To get to the site of old Hankey Church, cross Route 286 and follow Logan Ferry Road north one mile, then turn right onto Hankey Church Road. The cemetery with the white picket fence is on your right; the original log cabin and subsequently expanded church building was located in the grassy clearing across the road directly opposite the cemetery gate. Through the gate and up the slope only a few yards are the graves of Daniel (1776 – 1828) and Catherine Best (177? – 1821) Hankey, nestled under a sprawling bush. There are also three Revolutionary War soldiers buried nearby: Conrad Ludwig (1736 – 1833), Daniel Carpenter (1749 – 1827), and Capt. William Morris (dates unknown). The Hankey farm (also spelled “Henke” in the original German) is now Rolling Hills Golf Course. The location of the original homestead, located near the white farmhouse, is just barely visible from the back of the cemetery. Sadly, the proud old church building that served Christ’s for a century caught fire under suspicious circumstances and was destroyed in August 1973.
What came to be known as “Beemer Church” was situated on the right as you travel south from the present day Christ’s heading toward Murrysville. The tiny log cabin church was situated where the house at 5104 Logans Ferry Road is today. By 1858, Beemer Church’s roof was partially blown off and the church had generally fallen into such disrepair that it was utterly unfit for holding services. The Olive Reformed Church was built in 1871 to replace it. Years later, the Reformed Congregation joined what is now know as the United Church of Christ. The rebuilt Olive Church was demolished in the 1970’s. The graves of John Beemer (1763 – 1844), wife Eve (1770 – 1854), and children Henry, Elizabeth, Susan Anne, Phillip and Reuben are in the center of this beautifully situated resting place, overlooking their home to the northeast. The oldest grave is just to the right of Eve’s. This small unobtrusive flat stone is barely legible, but is engrave J. Silvis, 1791, and could possibly be one of Eve’s parents. The Beemer’s old log farmhouse was very close to the present day farm tucked behind the Erie Insurance building.
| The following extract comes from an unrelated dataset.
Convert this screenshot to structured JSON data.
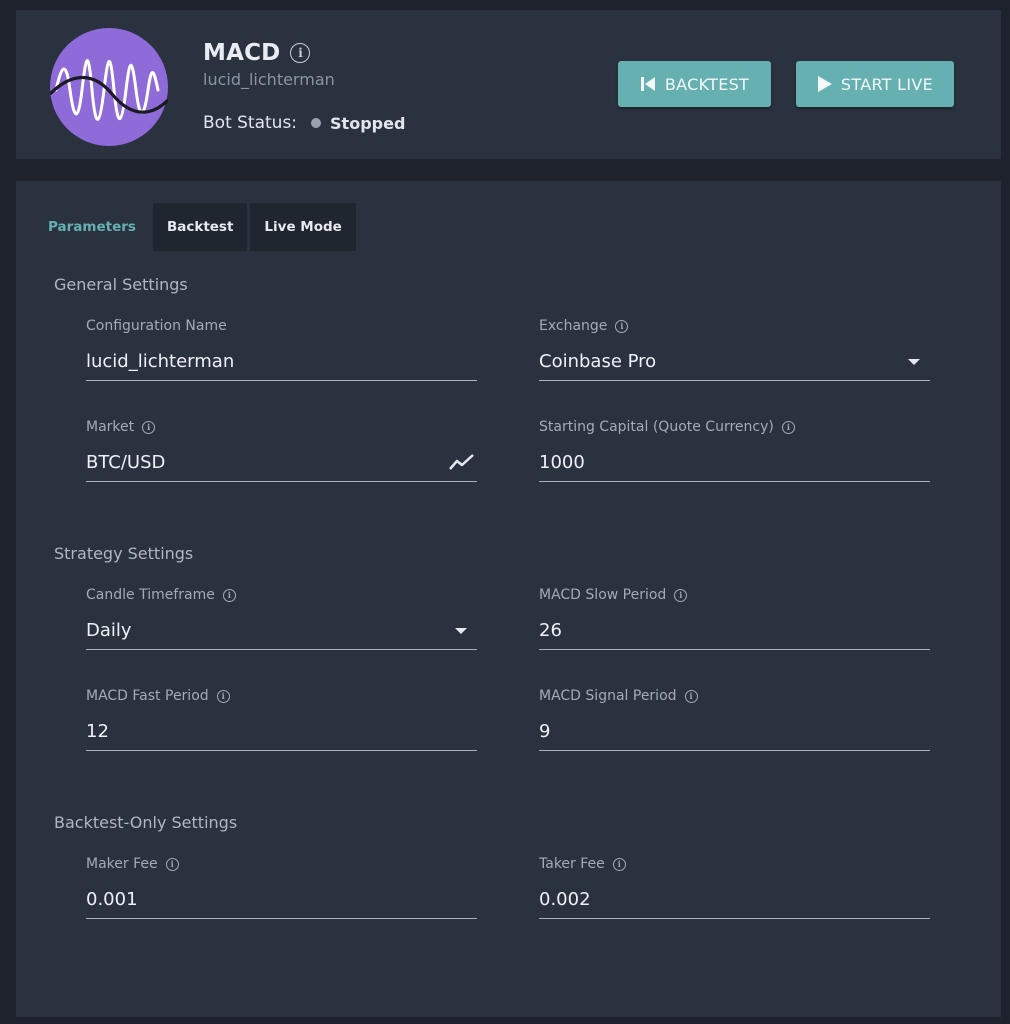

History researched and prepared by Mr. Terry Caywood Information from: The Professional Diary of Jacob Zimmerman, 1841 – 1899 The New Illustrated Atlas of Westmoreland County, 1876 The History of the County of Westmoreland, Pennsylvania, edited by George Dallas Albert, 1882 Allegheny County’s Hundred Years, by George H. Thurston, 1888 Old And New Westmoreland, Vol. 2, by John N. Boucher, 1918 Burgess Memorial History of the Pittsburgh Synod, 1925 Pittsburgh Synod Congregational Histories, by Ernest G. Heissenbuttel, 1959
Special thanks to members of the congregation who shared their recollections of the history of Christ’s: Emilie Baumann, Marie Bishop, Doris Cashell, Louise Fitz, Stan Kozuch, Pastor Steve Myers, Jack Pfaff, Sandy Suni, George & Edith Truby, Mike Werner, and many others.